Short telomeres in peripheral blood leukocytes are associated with older age and age-related diseases. We tested the hypotheses that short telomeres are associated with both increased cancer mortality and all-cause mortality. Individuals (n = 64637) were recruited from 1991 onwards from two Danish prospective cohort studies: the Copenhagen City Heart Study and the Copenhagen General Population Study. All had telomere length measured by quantitative polymerase chain reaction and the genotypes rs1317082 (TERC), rs7726159 (TERT), and rs2487999 (OBFC1) determined. The sum of telomere-shortening alleles from these three genotypes was calculated. We conducted Cox regression analyses and instrumental variable analyses using the allele sum as an instrument. All statistical tests were two-sided. Among 7607 individuals who died during follow-up (0-22 years, median = 7 years), 2420 had cancer and 2633 had cardiovascular disease as causes of death. Decreasing telomere length deciles were associated with increasing all-cause mortality (P trend = 2*10(-15)). The multivariable-adjusted hazard ratio of all-cause mortality was 1.40 (95% confidence interval [CI] = 1.25 to 1.57) for individuals in the shortest vs the longest decile. Results were similar for cancer mortality and cardiovascular mortality. Telomere length decreased 69 base pairs (95% CI = 61 to 76) per allele for the allele sum, and the per-allele hazard ratio for cancer mortality was 0.95 (95% CI = 0.91 to 0.99). Allele sum was not associated with cardiovascular, other, or all-cause mortality. Short telomeres in peripheral blood leukocytes were associated with high mortality in association analyses.
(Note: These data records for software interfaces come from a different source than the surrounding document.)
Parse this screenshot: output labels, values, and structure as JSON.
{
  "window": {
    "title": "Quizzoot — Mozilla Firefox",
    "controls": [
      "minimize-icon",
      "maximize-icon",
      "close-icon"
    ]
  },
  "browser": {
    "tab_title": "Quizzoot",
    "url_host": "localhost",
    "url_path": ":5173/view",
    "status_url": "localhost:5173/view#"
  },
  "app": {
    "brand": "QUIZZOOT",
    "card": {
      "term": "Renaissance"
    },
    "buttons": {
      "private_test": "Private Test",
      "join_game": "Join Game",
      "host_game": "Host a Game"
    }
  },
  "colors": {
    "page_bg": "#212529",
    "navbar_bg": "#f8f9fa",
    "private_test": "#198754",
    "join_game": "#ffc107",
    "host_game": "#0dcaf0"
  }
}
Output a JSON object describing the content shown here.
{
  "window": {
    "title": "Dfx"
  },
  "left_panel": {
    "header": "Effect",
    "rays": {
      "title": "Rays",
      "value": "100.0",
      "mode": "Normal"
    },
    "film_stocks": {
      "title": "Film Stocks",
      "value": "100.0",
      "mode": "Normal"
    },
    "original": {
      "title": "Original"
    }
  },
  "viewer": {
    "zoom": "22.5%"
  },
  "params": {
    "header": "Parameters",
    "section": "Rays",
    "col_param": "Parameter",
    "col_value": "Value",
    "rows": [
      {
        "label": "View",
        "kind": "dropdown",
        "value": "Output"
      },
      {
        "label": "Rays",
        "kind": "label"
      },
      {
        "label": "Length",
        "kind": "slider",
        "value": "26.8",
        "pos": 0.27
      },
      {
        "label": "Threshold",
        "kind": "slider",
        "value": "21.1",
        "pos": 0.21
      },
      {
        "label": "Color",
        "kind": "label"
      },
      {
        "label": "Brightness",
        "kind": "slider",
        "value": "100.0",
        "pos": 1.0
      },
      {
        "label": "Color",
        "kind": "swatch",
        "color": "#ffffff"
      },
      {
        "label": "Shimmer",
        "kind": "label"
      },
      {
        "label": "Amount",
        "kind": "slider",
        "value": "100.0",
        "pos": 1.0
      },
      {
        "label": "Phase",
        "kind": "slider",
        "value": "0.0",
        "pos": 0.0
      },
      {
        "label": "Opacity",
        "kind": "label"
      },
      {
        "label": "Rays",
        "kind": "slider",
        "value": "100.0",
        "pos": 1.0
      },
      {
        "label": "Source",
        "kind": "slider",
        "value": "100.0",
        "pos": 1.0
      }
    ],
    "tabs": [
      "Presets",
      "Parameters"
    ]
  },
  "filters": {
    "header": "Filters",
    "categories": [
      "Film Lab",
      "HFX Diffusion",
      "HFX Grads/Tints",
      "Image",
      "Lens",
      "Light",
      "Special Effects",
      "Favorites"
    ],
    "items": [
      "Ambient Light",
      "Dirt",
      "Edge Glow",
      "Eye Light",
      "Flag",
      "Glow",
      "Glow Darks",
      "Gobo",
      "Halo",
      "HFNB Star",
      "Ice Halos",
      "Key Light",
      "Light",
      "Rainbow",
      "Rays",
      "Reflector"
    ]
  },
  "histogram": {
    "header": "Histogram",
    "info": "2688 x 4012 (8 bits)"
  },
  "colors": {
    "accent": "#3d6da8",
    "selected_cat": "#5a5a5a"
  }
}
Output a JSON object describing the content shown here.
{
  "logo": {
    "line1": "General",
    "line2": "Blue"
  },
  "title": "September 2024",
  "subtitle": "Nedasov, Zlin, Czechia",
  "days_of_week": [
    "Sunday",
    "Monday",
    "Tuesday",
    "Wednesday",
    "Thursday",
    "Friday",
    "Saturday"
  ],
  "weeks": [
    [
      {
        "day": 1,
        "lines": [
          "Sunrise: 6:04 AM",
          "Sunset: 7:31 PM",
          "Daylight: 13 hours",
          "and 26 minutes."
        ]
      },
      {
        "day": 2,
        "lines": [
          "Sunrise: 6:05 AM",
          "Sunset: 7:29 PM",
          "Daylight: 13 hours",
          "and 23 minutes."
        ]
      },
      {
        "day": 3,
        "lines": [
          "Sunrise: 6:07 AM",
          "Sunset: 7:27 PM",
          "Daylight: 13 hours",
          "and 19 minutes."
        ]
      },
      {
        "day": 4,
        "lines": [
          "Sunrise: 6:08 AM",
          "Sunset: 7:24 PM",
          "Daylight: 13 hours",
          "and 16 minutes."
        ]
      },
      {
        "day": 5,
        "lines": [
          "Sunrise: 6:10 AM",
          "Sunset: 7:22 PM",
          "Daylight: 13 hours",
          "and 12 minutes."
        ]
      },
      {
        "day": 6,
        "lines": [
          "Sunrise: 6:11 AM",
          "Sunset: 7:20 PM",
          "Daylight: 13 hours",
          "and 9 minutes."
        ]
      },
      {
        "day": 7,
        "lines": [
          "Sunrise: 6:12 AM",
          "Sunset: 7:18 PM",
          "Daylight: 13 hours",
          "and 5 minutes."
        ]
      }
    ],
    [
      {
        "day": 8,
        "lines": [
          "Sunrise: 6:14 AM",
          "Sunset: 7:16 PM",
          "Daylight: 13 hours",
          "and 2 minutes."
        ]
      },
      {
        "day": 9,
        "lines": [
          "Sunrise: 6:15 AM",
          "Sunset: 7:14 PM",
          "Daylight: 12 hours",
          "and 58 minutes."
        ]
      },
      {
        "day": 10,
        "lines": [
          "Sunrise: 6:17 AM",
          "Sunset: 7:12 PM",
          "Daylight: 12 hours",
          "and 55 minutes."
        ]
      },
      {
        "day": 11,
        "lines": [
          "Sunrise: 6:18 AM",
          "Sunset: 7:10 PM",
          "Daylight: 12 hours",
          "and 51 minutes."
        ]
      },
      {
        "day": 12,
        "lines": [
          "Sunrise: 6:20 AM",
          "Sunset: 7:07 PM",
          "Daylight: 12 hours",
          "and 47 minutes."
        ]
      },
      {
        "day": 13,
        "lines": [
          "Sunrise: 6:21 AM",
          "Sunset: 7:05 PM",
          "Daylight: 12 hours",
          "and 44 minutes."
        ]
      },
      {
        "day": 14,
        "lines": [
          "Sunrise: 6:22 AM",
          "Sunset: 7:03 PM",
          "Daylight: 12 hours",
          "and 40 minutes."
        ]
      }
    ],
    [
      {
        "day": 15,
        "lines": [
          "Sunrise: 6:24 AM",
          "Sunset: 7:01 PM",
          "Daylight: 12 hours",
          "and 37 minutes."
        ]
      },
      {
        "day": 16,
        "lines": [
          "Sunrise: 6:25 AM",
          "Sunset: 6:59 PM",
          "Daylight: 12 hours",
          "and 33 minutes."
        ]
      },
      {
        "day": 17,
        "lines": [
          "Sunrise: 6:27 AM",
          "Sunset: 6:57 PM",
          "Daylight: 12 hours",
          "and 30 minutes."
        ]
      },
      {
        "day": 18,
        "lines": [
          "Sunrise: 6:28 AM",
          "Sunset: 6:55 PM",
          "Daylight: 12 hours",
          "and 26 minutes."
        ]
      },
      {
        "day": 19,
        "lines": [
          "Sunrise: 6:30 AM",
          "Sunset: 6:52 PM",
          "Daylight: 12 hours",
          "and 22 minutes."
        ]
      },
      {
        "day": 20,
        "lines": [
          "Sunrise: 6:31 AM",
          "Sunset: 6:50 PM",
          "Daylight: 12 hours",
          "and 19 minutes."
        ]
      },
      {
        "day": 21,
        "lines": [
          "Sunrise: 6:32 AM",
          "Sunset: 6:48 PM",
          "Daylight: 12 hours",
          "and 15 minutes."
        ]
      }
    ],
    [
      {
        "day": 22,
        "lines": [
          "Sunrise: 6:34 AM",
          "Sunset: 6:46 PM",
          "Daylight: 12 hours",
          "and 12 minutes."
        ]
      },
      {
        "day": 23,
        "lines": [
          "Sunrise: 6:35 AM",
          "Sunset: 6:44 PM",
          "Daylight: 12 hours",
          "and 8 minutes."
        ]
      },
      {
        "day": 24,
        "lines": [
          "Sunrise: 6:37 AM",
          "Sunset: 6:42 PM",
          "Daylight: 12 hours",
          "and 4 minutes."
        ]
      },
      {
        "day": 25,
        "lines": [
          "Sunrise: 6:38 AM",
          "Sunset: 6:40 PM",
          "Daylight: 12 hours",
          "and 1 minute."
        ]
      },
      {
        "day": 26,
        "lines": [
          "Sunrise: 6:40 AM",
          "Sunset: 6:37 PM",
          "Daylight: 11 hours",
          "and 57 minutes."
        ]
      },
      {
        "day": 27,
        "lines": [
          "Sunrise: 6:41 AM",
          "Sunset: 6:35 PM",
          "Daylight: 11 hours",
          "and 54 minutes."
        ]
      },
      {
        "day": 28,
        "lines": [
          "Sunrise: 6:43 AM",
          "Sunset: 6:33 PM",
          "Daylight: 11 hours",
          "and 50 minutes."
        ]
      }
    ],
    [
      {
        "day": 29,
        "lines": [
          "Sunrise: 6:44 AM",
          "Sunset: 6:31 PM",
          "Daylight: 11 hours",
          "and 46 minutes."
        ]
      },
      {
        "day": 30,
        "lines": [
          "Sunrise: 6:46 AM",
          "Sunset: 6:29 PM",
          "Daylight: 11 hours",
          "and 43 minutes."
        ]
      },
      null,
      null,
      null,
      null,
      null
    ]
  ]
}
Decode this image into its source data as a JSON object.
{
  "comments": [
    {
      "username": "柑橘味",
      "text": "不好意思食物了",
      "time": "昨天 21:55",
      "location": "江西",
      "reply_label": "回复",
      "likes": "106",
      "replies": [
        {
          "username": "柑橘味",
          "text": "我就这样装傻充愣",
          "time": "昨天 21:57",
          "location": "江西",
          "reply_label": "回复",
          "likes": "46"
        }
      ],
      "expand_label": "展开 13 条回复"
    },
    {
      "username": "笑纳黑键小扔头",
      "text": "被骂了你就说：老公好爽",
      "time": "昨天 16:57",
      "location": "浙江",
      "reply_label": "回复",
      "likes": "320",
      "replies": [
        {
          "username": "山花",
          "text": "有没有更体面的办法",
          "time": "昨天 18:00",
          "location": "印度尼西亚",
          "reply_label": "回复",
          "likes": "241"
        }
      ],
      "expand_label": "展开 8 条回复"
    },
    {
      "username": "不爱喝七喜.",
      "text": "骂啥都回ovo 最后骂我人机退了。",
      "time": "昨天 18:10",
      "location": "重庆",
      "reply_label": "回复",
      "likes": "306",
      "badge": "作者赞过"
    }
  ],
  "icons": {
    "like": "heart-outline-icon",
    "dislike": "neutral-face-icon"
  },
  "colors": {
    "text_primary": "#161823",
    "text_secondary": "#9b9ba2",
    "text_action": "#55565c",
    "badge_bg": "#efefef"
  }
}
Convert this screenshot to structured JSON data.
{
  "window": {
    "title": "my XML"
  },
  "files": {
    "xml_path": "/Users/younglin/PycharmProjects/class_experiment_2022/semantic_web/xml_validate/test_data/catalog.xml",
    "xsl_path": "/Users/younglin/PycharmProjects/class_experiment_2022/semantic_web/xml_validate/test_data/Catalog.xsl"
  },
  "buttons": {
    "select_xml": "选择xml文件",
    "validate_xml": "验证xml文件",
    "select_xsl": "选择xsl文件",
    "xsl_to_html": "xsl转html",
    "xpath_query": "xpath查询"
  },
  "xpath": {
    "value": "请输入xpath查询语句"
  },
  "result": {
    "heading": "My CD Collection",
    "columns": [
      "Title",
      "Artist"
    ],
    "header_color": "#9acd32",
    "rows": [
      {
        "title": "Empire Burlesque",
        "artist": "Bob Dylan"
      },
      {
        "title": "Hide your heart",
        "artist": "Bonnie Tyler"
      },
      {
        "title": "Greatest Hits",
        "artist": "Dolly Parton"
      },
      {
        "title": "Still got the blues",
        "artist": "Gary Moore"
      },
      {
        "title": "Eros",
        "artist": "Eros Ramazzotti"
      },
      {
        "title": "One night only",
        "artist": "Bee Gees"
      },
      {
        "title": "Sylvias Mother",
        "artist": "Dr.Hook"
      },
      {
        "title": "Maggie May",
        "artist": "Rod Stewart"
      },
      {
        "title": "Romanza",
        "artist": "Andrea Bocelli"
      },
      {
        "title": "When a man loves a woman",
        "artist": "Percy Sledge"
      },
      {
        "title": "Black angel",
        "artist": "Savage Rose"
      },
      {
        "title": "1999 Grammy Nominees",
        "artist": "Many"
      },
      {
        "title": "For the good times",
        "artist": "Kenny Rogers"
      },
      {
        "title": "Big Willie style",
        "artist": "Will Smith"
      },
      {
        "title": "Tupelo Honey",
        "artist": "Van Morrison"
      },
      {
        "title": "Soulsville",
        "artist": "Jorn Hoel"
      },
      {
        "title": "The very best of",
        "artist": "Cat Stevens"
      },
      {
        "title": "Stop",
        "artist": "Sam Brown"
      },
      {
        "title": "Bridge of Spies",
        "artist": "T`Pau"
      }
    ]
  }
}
In contrast, genetically determined short telomeres were associated with low cancer mortality but not with all-cause mortality. © The Author 2015. Published by Oxford University Press. All rights reserved. For Permissions, please e-mail: